Two headlights and a marker lamp are seen sitting on the Wheaton platform in March 1957.

Photo by JR Williams, from the Krambles-Peterson Archive


Car 415, seen decked out in a paint scheme proclaiming "Buy War Bonds," is at Wheaton on April 13, 1946. 415 was one of two cars on the CA&E to recive patriotic war-time liveries. The other was car 416, which carried the message "Fly for Navy."

Photo from the Van Dusen Collection
Photo No. ILL-15, IRM


An eastbound train composed of cars 456 and 422 meets a westbound train from Forest Park at Wheaton on March 14, 1957. Depending on the time of day, the westbound train could be about to be cut. In this situation car 402 will be sent to Aurora while car 426 (mostly obscured behind 402 and the utility pole) will be headed to Elgin. If not, both cars will be sent into Wheaton Yard.
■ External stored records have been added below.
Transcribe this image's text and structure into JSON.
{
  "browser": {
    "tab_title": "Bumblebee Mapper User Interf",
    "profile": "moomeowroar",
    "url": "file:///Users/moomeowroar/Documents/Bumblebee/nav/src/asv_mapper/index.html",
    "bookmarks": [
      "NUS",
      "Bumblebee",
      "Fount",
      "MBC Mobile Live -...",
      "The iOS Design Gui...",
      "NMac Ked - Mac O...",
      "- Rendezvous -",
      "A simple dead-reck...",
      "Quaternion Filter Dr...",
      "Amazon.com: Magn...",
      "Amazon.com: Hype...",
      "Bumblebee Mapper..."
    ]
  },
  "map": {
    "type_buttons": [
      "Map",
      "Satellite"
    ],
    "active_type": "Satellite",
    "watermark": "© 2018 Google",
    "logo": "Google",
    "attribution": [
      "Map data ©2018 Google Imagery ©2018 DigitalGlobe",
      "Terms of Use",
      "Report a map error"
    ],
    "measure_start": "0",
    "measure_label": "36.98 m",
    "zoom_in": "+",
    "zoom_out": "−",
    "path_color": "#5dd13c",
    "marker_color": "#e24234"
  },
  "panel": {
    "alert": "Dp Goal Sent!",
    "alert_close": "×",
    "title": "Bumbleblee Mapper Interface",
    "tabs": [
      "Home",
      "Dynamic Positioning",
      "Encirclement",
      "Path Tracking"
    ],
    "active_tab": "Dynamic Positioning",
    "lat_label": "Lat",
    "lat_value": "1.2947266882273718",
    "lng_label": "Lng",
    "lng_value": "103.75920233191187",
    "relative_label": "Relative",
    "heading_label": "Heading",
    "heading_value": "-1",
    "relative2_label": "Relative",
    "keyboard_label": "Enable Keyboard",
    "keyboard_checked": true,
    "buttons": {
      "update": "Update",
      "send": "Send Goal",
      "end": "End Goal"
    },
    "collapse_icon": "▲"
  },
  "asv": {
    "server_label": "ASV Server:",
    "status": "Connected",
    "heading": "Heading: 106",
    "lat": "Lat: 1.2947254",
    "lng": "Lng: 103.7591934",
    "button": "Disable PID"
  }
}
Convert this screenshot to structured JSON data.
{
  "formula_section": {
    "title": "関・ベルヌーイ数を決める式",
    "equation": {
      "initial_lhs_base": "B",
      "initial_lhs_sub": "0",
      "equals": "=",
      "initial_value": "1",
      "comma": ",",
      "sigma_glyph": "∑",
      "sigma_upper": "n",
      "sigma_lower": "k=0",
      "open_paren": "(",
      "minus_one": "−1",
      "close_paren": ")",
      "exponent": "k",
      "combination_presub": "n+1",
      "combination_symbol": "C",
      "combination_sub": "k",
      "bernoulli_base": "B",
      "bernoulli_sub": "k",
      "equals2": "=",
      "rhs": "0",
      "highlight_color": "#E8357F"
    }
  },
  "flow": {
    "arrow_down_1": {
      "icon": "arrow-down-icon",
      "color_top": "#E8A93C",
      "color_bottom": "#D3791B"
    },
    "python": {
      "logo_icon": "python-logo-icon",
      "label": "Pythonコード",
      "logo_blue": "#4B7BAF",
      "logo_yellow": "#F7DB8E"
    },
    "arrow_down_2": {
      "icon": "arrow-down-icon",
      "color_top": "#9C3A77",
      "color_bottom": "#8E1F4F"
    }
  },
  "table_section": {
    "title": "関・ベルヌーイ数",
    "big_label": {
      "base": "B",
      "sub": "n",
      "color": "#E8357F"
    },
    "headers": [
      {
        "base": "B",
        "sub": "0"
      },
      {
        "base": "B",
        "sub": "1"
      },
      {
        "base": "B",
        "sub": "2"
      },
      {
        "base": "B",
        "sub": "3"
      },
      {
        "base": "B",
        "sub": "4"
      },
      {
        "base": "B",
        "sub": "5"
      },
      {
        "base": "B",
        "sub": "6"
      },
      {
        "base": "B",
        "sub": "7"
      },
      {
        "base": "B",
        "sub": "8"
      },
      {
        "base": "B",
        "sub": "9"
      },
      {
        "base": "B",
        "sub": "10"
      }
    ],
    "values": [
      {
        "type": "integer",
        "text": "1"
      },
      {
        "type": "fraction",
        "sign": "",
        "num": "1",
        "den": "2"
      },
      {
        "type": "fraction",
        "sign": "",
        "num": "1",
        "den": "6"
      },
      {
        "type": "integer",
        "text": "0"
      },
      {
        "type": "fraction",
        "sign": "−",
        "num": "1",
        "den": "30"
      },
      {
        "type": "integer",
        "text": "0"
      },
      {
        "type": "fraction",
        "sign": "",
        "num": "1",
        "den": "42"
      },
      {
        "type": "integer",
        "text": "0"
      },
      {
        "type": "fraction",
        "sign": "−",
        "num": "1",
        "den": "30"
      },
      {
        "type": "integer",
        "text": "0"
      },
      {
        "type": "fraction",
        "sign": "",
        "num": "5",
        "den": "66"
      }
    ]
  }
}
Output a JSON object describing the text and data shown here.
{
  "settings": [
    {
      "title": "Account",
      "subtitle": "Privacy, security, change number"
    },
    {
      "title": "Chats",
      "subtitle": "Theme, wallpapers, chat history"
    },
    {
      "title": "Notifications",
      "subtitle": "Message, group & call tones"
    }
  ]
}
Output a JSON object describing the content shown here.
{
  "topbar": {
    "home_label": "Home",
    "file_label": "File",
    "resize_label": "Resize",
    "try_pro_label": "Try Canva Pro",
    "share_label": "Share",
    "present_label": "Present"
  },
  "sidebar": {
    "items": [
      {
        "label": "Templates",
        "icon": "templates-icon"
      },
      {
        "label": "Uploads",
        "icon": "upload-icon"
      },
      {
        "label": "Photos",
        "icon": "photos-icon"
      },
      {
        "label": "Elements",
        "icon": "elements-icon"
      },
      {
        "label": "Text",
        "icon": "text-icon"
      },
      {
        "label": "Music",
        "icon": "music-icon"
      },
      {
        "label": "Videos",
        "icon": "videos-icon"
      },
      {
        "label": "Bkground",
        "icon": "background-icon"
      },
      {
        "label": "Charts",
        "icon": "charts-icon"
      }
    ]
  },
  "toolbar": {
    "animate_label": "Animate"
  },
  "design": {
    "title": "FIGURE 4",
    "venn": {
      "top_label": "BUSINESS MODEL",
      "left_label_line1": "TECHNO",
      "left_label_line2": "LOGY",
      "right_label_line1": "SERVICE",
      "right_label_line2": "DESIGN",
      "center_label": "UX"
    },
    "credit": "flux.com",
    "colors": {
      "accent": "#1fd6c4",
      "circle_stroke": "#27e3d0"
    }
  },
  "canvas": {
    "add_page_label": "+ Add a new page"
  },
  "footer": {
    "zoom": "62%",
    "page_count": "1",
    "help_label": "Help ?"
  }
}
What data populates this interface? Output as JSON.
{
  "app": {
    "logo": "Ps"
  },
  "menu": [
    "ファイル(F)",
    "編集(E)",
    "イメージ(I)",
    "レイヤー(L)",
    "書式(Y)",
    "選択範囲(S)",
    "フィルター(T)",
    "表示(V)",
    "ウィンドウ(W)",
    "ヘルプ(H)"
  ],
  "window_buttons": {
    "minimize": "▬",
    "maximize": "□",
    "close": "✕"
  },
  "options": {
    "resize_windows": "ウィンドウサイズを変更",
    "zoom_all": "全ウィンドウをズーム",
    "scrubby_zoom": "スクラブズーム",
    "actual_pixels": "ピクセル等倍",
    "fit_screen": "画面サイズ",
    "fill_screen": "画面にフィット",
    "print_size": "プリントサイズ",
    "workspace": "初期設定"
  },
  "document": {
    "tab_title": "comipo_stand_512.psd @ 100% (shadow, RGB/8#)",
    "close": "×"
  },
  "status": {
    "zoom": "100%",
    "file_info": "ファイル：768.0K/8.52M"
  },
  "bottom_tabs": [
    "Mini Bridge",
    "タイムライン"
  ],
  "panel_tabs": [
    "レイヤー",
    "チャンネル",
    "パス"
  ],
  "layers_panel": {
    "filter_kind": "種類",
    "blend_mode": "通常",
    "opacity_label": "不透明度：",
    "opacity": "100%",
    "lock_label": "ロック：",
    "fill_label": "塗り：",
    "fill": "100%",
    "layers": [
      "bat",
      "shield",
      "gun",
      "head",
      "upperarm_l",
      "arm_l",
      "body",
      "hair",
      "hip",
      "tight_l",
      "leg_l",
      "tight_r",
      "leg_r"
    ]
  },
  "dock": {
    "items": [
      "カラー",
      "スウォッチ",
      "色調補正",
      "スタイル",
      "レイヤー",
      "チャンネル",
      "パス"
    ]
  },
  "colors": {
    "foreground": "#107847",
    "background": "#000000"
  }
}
Photo from the collection of Jay Williams


The end has come for the Roarin’ Elgin. The rails have rusted over and the hallmark of the railroad, the third rail, has already been taken off of the third rail chairs. Fortunately all isn’t lost. On March 24, 1962, we see EJ&E 212 hauling several CA&E cars past the Wheaton station and Main Street to be preserved at RELIC (today’s Fox River Trolley Museum).

Photo by TH Desnoyers, from the Krambles-Peterson Archive


  1. “NEW ELECTRIC LINES.” Chicago Daily Tribune 25 Feb. 1899: 13.
  2. “TO BUILD ELECTRIC RAILWAY.” Chicago Daily Tribune 26 Feb. 1899: 5.
  3. NEW STATION FOR THE AURORA, ELGIN & CHICAGO RAILROAD AT WHEATON, ILL.” Electric Railway Journal 23 Dec. 1911: 1280. Print. <via>
  4. ibid. 1281
  5. “HANDSOME NEW STATION AT WHEATON, ILL.” Electric Traction Weekly 12 Nov. 1912: 1082. Print.
  6. “Two Handsome Administration Buildings.” Electric Traction Weekly 24 Sep. 1910: 1041. Print.
  7. “HANDSOME NEW STATION AT WHEATON, ILL.” Electric Traction Weekly 12 Nov. 1912: 1081. Print.
  8. “Wheaton General Offices Burned.” Electric Traction Apr. 1913: 250. Print.
  9. Plachno, Sunset Lines - History 415
  10. Plachno, Sunset Lines - History 417
  11. “DU PAGE DEMS OPEN OFFICE FOR WORKERS.” Chicago Daily Tribune 25 Sep. 1960: W4.
  12. Juneau, William. “Firms Rent Stations After Service Ends.” Chicago Daily Tribune 6 Nov. 1960: W1.